### [WHAT THIS TASK INVOLVES]
Report back every line of the entries that contains "content", exactly as written.

● ● ● ●

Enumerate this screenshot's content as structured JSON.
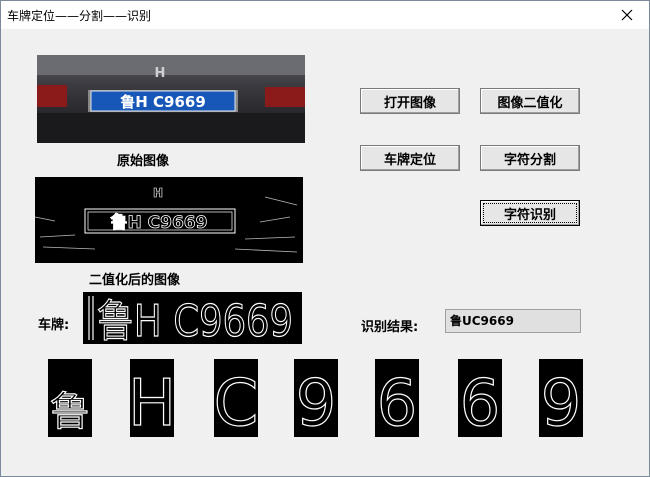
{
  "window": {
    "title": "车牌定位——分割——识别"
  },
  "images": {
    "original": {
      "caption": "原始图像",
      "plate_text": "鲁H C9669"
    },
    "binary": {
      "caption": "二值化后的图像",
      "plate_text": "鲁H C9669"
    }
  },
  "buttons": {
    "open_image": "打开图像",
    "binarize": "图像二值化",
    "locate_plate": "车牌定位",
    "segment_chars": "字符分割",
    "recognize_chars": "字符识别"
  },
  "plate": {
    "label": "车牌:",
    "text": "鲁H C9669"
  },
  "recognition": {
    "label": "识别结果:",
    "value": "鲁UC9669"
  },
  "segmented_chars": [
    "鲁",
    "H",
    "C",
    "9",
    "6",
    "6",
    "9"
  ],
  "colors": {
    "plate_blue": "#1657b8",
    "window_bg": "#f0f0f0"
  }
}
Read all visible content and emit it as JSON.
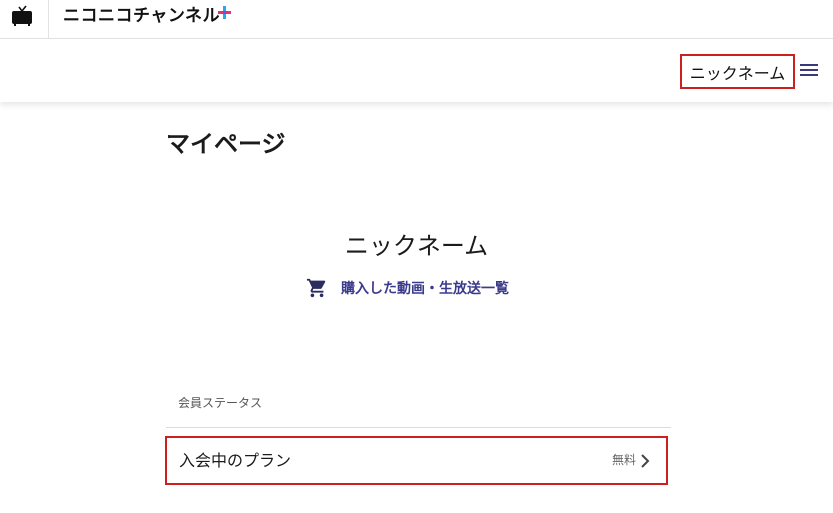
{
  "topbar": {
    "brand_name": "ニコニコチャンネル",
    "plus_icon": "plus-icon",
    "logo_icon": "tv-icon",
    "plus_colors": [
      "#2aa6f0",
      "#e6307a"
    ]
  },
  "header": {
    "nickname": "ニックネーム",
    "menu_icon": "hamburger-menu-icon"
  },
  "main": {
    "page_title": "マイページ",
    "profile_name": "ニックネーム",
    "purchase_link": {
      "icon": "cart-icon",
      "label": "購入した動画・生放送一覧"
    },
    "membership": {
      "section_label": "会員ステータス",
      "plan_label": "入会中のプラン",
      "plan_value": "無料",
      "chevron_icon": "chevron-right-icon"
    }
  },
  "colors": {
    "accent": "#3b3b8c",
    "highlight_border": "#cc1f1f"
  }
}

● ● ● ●

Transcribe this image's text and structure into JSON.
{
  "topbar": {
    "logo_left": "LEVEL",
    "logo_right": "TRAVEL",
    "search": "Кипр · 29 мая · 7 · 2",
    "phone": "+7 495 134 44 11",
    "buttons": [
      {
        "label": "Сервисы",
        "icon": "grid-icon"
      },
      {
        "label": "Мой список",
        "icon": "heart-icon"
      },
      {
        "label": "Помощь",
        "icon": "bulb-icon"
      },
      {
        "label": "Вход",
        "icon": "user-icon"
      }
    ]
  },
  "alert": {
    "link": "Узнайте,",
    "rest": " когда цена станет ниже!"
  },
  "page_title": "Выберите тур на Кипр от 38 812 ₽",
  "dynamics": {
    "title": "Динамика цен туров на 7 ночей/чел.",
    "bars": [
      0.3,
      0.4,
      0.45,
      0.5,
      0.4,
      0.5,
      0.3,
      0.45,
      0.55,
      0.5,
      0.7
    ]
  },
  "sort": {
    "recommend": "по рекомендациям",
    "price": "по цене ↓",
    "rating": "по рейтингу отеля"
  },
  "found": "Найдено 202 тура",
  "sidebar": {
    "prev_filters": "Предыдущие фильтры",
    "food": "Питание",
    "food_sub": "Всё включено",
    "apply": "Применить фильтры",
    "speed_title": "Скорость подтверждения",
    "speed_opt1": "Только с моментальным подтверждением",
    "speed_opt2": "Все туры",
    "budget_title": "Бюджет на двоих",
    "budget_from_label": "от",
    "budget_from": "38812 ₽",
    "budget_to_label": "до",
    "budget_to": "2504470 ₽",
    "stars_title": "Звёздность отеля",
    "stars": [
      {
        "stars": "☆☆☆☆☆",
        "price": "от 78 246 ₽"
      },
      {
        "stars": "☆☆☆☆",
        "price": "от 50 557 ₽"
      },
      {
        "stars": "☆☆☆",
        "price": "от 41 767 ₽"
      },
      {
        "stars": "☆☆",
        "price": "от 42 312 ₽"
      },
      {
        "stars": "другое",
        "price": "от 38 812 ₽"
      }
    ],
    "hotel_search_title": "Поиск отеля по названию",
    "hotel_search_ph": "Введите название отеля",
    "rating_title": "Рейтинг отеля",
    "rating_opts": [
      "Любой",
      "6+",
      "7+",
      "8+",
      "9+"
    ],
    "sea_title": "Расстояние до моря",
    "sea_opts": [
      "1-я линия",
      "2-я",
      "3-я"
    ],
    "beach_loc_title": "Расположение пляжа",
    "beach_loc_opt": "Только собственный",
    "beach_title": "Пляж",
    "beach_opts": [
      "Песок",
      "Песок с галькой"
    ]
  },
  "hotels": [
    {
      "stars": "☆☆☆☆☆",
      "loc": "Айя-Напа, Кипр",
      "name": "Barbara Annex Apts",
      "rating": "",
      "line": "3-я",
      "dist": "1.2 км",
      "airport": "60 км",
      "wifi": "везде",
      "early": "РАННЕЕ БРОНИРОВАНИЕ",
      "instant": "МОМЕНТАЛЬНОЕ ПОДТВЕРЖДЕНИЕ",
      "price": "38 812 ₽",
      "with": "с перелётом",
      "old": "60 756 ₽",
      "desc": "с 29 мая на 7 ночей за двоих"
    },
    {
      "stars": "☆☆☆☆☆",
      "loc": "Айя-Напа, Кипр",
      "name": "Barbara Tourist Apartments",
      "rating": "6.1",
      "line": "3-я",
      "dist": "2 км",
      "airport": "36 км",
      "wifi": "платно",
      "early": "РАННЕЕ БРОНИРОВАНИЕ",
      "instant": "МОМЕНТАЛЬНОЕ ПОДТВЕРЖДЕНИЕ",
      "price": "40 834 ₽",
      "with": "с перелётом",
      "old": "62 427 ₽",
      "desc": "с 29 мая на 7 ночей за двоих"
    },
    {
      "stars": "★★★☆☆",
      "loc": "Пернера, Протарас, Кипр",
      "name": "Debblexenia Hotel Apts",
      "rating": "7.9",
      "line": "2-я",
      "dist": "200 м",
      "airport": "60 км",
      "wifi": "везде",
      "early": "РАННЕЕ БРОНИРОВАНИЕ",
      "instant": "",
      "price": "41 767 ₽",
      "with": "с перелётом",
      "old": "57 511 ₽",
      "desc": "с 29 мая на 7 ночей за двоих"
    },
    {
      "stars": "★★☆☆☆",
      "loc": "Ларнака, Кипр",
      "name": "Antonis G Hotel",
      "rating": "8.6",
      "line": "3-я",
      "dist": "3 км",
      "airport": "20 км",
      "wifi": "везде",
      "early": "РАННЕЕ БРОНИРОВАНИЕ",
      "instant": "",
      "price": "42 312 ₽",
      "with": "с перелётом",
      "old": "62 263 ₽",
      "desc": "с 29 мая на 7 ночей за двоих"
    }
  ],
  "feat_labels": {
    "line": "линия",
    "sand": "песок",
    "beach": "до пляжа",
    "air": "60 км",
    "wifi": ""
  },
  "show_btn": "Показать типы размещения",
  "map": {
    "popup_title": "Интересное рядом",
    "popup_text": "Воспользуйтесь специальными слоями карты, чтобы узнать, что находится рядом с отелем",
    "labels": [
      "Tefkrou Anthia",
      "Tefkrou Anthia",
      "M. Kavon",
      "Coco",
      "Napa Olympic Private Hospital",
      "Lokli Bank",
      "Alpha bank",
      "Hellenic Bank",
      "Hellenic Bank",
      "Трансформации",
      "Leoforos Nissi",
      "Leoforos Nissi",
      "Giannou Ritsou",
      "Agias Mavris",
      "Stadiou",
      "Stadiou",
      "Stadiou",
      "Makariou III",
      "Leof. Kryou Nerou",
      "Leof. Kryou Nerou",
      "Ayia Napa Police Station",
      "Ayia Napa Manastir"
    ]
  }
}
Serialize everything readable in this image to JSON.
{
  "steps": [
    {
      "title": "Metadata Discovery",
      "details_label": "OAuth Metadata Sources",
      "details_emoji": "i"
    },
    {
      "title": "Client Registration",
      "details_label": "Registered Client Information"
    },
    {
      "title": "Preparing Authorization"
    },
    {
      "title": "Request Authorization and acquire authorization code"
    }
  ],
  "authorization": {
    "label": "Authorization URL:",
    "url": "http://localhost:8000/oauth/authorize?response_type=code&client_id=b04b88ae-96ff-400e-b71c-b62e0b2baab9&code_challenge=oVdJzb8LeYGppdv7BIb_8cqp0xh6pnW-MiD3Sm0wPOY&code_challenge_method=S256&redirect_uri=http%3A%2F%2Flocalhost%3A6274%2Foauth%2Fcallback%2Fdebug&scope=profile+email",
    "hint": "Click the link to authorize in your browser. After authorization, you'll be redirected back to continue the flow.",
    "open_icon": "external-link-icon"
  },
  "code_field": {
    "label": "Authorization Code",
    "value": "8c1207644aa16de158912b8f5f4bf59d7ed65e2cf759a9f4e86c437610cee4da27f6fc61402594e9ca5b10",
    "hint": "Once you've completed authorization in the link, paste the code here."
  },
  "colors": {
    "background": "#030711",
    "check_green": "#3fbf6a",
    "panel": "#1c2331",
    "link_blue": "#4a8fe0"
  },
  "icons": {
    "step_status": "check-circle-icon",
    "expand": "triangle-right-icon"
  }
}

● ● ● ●

### [EXERCISE ANSWER]
Enumerate this screenshot's content as structured JSON.
Read all visible content and emit it as JSON.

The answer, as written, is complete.